  • 2 Patricia Theatre, 5848 Ash Ave, +1 604-483-9345. Is Canada's oldest continuously operating theatre. The theatre was built in 1913 and then rebuilt in 1928. The theatre was built in a Spanish renaissance-style which gave it good acoustics. Patricia Theatre (Q38396413) on Wikidata
  • 3 qathet Museum and Archives, 4790 Marine Ave, +1 604-485-2222. W-Sa 10AM-3PM, closed on statutory holidays. Depicts the interactions between the pioneers and First Nations as well as showing the tools and items that would have been used by those groups. By donation.
  • 4 Townsite Heritage Society, 6211 Walnut St, +1 604-483-3901. Has a self-guided walking tour of Powell River's historic townsite on its website, which takes about an hour. From June to August, guided tours are offered. $10/person, Wednesdays at 2PM and Saturdays at 10:30AM.
  • The mountains of Vancouver Island towering over Georgia Strait.

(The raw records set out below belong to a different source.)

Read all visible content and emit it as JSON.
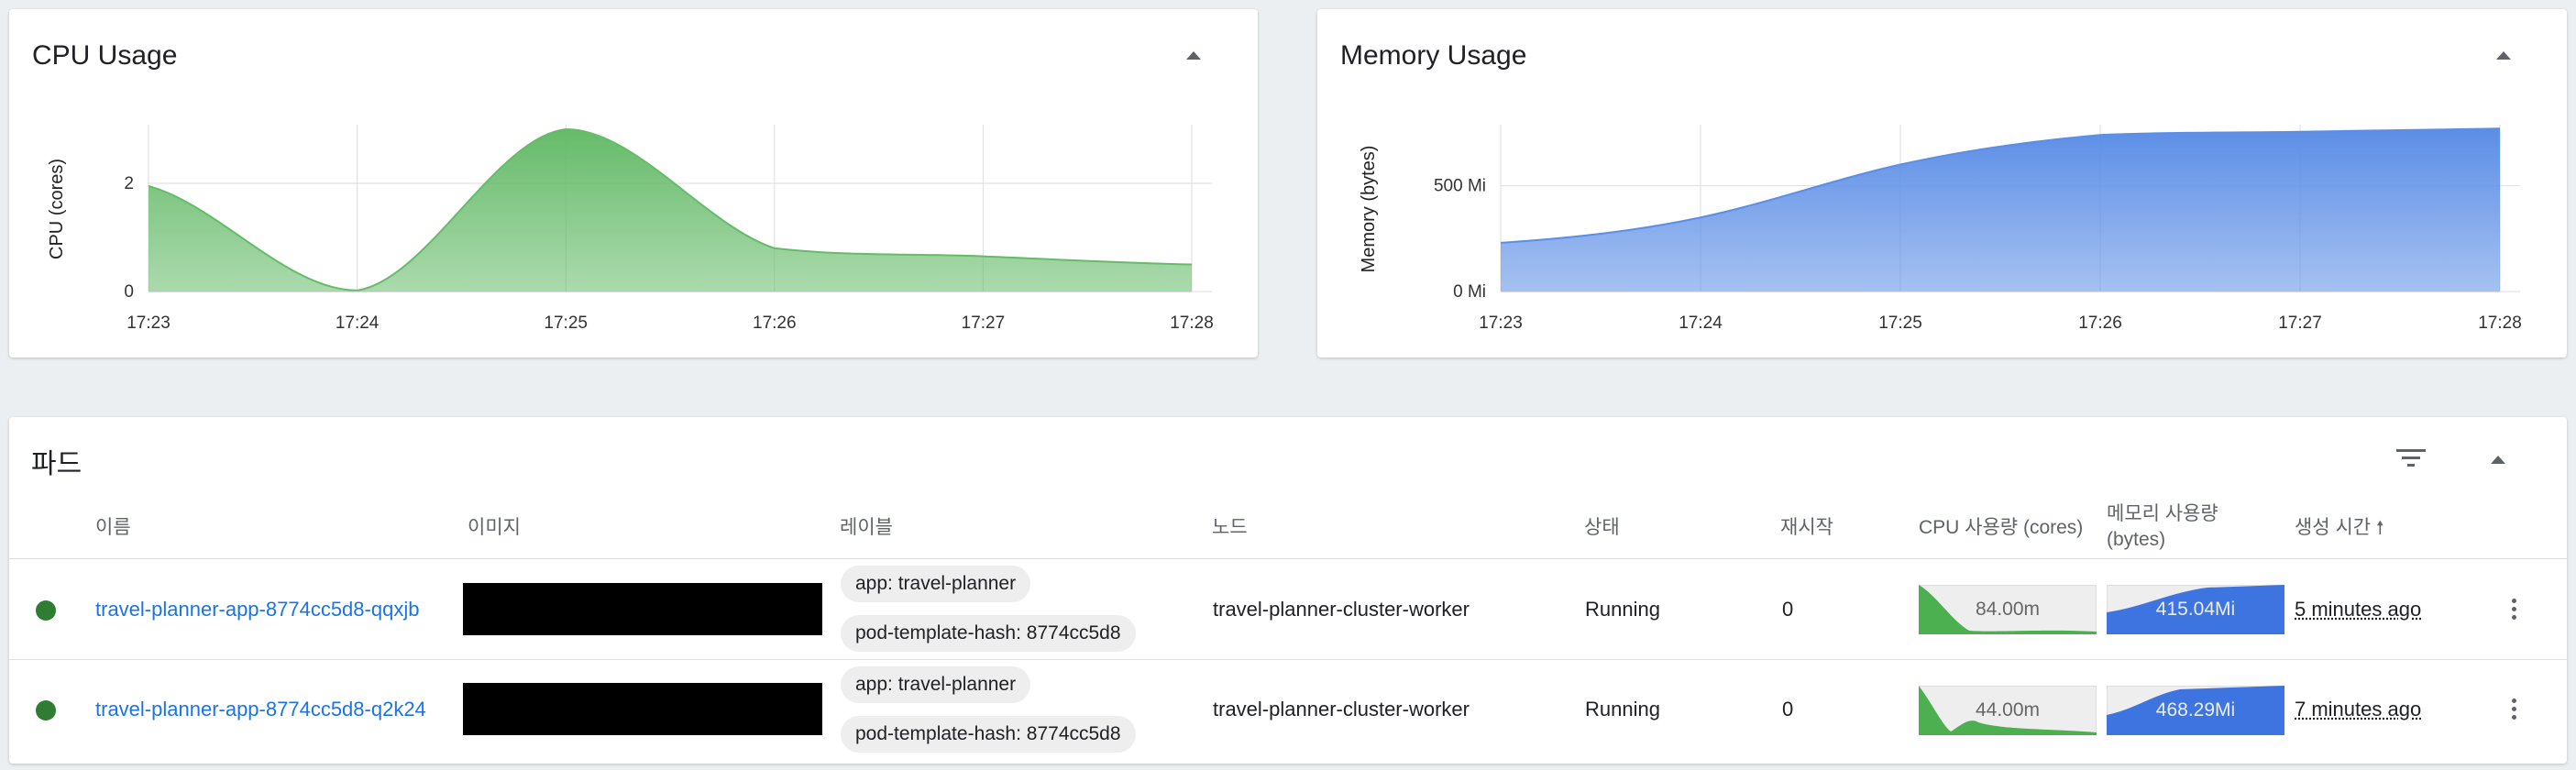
{
  "cpu_card": {
    "title": "CPU Usage",
    "chart_data": {
      "type": "area",
      "title": "",
      "ylabel": "CPU (cores)",
      "xlabel": "",
      "x": [
        "17:23",
        "17:24",
        "17:25",
        "17:26",
        "17:27",
        "17:28"
      ],
      "x_ticks": [
        "17:23",
        "17:24",
        "17:25",
        "17:26",
        "17:27",
        "17:28"
      ],
      "y_ticks": [
        "0",
        "2"
      ],
      "ylim": [
        0,
        3.05
      ],
      "series": [
        {
          "values": [
            1.95,
            0.02,
            3.0,
            0.8,
            0.65,
            0.5
          ]
        }
      ],
      "color": "#66bb6a",
      "grid": true
    }
  },
  "memory_card": {
    "title": "Memory Usage",
    "chart_data": {
      "type": "area",
      "title": "",
      "ylabel": "Memory (bytes)",
      "xlabel": "",
      "x": [
        "17:23",
        "17:24",
        "17:25",
        "17:26",
        "17:27",
        "17:28"
      ],
      "x_ticks": [
        "17:23",
        "17:24",
        "17:25",
        "17:26",
        "17:27",
        "17:28"
      ],
      "y_ticks": [
        "0 Mi",
        "500 Mi"
      ],
      "ylim": [
        0,
        780
      ],
      "series": [
        {
          "values": [
            230,
            350,
            600,
            740,
            755,
            770
          ]
        }
      ],
      "color": "#5c8ee6",
      "grid": true
    }
  },
  "pods_card": {
    "title": "파드",
    "columns": {
      "name": "이름",
      "image": "이미지",
      "labels": "레이블",
      "node": "노드",
      "status": "상태",
      "restarts": "재시작",
      "cpu": "CPU 사용량 (cores)",
      "memory_line1": "메모리 사용량",
      "memory_line2": "(bytes)",
      "created": "생성 시간"
    },
    "rows": [
      {
        "name": "travel-planner-app-8774cc5d8-qqxjb",
        "labels": [
          "app: travel-planner",
          "pod-template-hash: 8774cc5d8"
        ],
        "node": "travel-planner-cluster-worker",
        "status": "Running",
        "restarts": "0",
        "cpu": "84.00m",
        "memory": "415.04Mi",
        "created": "5 minutes ago"
      },
      {
        "name": "travel-planner-app-8774cc5d8-q2k24",
        "labels": [
          "app: travel-planner",
          "pod-template-hash: 8774cc5d8"
        ],
        "node": "travel-planner-cluster-worker",
        "status": "Running",
        "restarts": "0",
        "cpu": "44.00m",
        "memory": "468.29Mi",
        "created": "7 minutes ago"
      }
    ]
  },
  "colors": {
    "cpu_green": "#66bb6a",
    "memory_blue": "#5c8ee6",
    "link_blue": "#1a73e8",
    "status_green": "#2e7d32"
  }
}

  • Powell River is a nature lovers paradise with a variety of hiking, scuba, snowshoeing and swimming opportunities.
    • The Powell Forest Canoe Route links at least 8 lakes in succession with portages up to 2.3 km.
    • Rock climbing can be found up the Eldred Valley behind Powell River, overlooking the ocean at Stillwater Bluffs or a variety of other locations.
  • Festivals: Powell River hosts a number of festivals that highlights local interest and culture these festivals include the Blackberry festival, PRISMA, Kathaumixw and the Sunshine Music Festival.
  • 1 Powell River Bike and Skate Park, 5001 Joyce Ave. Maintained by the Powell River Community Forest Foundation and the City of Powell River, has a beginner pump track (the first poured-in-place concrete pump track in North America), slope-style dirt jump trails, downhill flow trails, and a beginner flow line. It is open to the public year round and admission is free.

Hiking trails[edit]

  • The Sunshine Coast Trail: Canada’s longest hut-to-hut hiking trail. A fully free-access, 180-km-long backcountry trail, which meanders through a wide variety of landscapes, including coastal shorelines, old-growth forest, panoramic mountaintops, pristine creeks and lakes and salmon streams.
  • Willingdon Beach Trail: along the Salish sea, this trail is one of the more popular trail that acts as a trail and an educational platform. The trail is on an old rail bed which was used by the local pulp mill. along the trail are retired pieces of logging equip along with interpretive signs.
  • Valentine Mountain Trail: behind the graveyard in cranberry, this short trail features a steady incline that meets with an immediate reward at the end with a vantage point that shows the surrounding areas.



Flower Rock earrings from Texada Island.




There are a limited number of small hotels in Powell River plus some bed and breakfasts.


Go next[edit]

  • Lund, a thirty minute drive north of Powell River on Highway 101, is a sleepy harbour town and gateway to Desolation Sound (a popular kayaking destination).
  • Camping on Powell Lake or Texada Island, or swimming at any lake in the region is good fun.
Routes through Powell River
ENDLund  N  S  Pender Harbour and EgmontGibsons

This city travel guide to Powell River is a usable article. It has information on how to get there and on restaurants and hotels. An adventurous person could use this article, but please feel free to improve it by editing the page.